Return each entry precisely as it appears below.

*Input records*:
◇ ◇ ◇ ◇ ◇
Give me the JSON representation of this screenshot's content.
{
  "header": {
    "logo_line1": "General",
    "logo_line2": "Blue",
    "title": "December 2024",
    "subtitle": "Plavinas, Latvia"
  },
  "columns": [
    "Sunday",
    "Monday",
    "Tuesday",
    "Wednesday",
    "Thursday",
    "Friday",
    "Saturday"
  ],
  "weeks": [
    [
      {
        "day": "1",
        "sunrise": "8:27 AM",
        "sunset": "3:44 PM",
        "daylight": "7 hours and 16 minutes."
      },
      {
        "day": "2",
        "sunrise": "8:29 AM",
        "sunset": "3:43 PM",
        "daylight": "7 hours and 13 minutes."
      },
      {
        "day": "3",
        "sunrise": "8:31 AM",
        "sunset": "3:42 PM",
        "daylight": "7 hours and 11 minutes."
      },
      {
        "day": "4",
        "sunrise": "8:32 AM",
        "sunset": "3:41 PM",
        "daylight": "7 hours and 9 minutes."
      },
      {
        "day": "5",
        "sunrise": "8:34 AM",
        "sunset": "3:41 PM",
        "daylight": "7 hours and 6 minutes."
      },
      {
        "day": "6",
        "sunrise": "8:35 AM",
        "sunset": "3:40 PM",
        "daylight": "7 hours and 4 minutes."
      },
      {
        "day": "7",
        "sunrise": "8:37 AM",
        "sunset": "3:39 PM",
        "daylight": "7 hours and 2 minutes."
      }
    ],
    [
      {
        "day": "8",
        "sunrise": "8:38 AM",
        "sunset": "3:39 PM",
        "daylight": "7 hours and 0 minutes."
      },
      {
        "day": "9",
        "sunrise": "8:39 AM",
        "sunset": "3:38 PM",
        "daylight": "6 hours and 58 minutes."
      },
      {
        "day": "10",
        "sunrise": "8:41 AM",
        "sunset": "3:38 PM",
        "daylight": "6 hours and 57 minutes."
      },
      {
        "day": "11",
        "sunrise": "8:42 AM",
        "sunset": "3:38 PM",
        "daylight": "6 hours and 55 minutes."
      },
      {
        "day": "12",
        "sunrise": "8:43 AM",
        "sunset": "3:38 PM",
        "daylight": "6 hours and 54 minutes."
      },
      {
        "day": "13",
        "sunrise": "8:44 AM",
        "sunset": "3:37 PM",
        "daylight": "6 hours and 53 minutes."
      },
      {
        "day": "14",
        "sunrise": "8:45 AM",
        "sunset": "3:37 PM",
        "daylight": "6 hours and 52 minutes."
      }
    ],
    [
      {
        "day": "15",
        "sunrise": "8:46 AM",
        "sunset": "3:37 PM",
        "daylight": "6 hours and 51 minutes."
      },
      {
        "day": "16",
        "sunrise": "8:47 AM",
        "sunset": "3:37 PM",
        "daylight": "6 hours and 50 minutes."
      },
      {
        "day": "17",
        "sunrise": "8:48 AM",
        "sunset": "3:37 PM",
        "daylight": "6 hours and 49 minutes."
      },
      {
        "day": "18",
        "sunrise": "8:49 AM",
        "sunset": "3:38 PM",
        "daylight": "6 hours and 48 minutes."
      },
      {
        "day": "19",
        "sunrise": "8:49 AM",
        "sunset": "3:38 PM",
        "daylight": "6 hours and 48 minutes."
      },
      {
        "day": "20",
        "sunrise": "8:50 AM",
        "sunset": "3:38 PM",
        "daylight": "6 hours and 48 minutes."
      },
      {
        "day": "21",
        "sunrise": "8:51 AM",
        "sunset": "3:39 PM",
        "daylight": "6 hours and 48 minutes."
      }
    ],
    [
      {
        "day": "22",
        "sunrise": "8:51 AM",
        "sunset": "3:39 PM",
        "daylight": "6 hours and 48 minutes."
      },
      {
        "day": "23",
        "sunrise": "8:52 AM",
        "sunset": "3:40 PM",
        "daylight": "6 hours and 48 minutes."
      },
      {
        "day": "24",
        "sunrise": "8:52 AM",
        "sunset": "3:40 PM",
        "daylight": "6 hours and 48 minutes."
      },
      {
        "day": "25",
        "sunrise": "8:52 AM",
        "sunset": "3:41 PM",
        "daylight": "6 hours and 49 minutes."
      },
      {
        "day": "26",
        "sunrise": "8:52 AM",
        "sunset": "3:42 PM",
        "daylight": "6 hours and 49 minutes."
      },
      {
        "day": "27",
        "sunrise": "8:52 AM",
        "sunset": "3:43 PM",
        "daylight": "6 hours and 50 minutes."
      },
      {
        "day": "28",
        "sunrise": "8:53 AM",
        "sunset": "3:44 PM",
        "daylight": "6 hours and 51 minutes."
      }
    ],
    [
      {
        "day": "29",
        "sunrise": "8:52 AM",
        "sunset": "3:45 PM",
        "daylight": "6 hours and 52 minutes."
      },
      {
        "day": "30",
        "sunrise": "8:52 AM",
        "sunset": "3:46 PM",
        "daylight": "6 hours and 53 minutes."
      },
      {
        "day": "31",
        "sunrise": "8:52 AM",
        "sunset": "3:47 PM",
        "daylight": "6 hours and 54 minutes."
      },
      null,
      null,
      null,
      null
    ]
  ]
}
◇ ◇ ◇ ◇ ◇
*Result*:
Give me the JSON representation of this screenshot's content.
{
  "header": {
    "logo_line1": "General",
    "logo_line2": "Blue",
    "title": "December 2024",
    "subtitle": "Plavinas, Latvia"
  },
  "columns": [
    "Sunday",
    "Monday",
    "Tuesday",
    "Wednesday",
    "Thursday",
    "Friday",
    "Saturday"
  ],
  "weeks": [
    [
      {
        "day": "1",
        "sunrise": "8:27 AM",
        "sunset": "3:44 PM",
        "daylight": "7 hours and 16 minutes."
      },
      {
        "day": "2",
        "sunrise": "8:29 AM",
        "sunset": "3:43 PM",
        "daylight": "7 hours and 13 minutes."
      },
      {
        "day": "3",
        "sunrise": "8:31 AM",
        "sunset": "3:42 PM",
        "daylight": "7 hours and 11 minutes."
      },
      {
        "day": "4",
        "sunrise": "8:32 AM",
        "sunset": "3:41 PM",
        "daylight": "7 hours and 9 minutes."
      },
      {
        "day": "5",
        "sunrise": "8:34 AM",
        "sunset": "3:41 PM",
        "daylight": "7 hours and 6 minutes."
      },
      {
        "day": "6",
        "sunrise": "8:35 AM",
        "sunset": "3:40 PM",
        "daylight": "7 hours and 4 minutes."
      },
      {
        "day": "7",
        "sunrise": "8:37 AM",
        "sunset": "3:39 PM",
        "daylight": "7 hours and 2 minutes."
      }
    ],
    [
      {
        "day": "8",
        "sunrise": "8:38 AM",
        "sunset": "3:39 PM",
        "daylight": "7 hours and 0 minutes."
      },
      {
        "day": "9",
        "sunrise": "8:39 AM",
        "sunset": "3:38 PM",
        "daylight": "6 hours and 58 minutes."
      },
      {
        "day": "10",
        "sunrise": "8:41 AM",
        "sunset": "3:38 PM",
        "daylight": "6 hours and 57 minutes."
      },
      {
        "day": "11",
        "sunrise": "8:42 AM",
        "sunset": "3:38 PM",
        "daylight": "6 hours and 55 minutes."
      },
      {
        "day": "12",
        "sunrise": "8:43 AM",
        "sunset": "3:38 PM",
        "daylight": "6 hours and 54 minutes."
      },
      {
        "day": "13",
        "sunrise": "8:44 AM",
        "sunset": "3:37 PM",
        "daylight": "6 hours and 53 minutes."
      },
      {
        "day": "14",
        "sunrise": "8:45 AM",
        "sunset": "3:37 PM",
        "daylight": "6 hours and 52 minutes."
      }
    ],
    [
      {
        "day": "15",
        "sunrise": "8:46 AM",
        "sunset": "3:37 PM",
        "daylight": "6 hours and 51 minutes."
      },
      {
        "day": "16",
        "sunrise": "8:47 AM",
        "sunset": "3:37 PM",
        "daylight": "6 hours and 50 minutes."
      },
      {
        "day": "17",
        "sunrise": "8:48 AM",
        "sunset": "3:37 PM",
        "daylight": "6 hours and 49 minutes."
      },
      {
        "day": "18",
        "sunrise": "8:49 AM",
        "sunset": "3:38 PM",
        "daylight": "6 hours and 48 minutes."
      },
      {
        "day": "19",
        "sunrise": "8:49 AM",
        "sunset": "3:38 PM",
        "daylight": "6 hours and 48 minutes."
      },
      {
        "day": "20",
        "sunrise": "8:50 AM",
        "sunset": "3:38 PM",
        "daylight": "6 hours and 48 minutes."
      },
      {
        "day": "21",
        "sunrise": "8:51 AM",
        "sunset": "3:39 PM",
        "daylight": "6 hours and 48 minutes."
      }
    ],
    [
      {
        "day": "22",
        "sunrise": "8:51 AM",
        "sunset": "3:39 PM",
        "daylight": "6 hours and 48 minutes."
      },
      {
        "day": "23",
        "sunrise": "8:52 AM",
        "sunset": "3:40 PM",
        "daylight": "6 hours and 48 minutes."
      },
      {
        "day": "24",
        "sunrise": "8:52 AM",
        "sunset": "3:40 PM",
        "daylight": "6 hours and 48 minutes."
      },
      {
        "day": "25",
        "sunrise": "8:52 AM",
        "sunset": "3:41 PM",
        "daylight": "6 hours and 49 minutes."
      },
      {
        "day": "26",
        "sunrise": "8:52 AM",
        "sunset": "3:42 PM",
        "daylight": "6 hours and 49 minutes."
      },
      {
        "day": "27",
        "sunrise": "8:52 AM",
        "sunset": "3:43 PM",
        "daylight": "6 hours and 50 minutes."
      },
      {
        "day": "28",
        "sunrise": "8:53 AM",
        "sunset": "3:44 PM",
        "daylight": "6 hours and 51 minutes."
      }
    ],
    [
      {
        "day": "29",
        "sunrise": "8:52 AM",
        "sunset": "3:45 PM",
        "daylight": "6 hours and 52 minutes."
      },
      {
        "day": "30",
        "sunrise": "8:52 AM",
        "sunset": "3:46 PM",
        "daylight": "6 hours and 53 minutes."
      },
      {
        "day": "31",
        "sunrise": "8:52 AM",
        "sunset": "3:47 PM",
        "daylight": "6 hours and 54 minutes."
      },
      null,
      null,
      null,
      null
    ]
  ]
}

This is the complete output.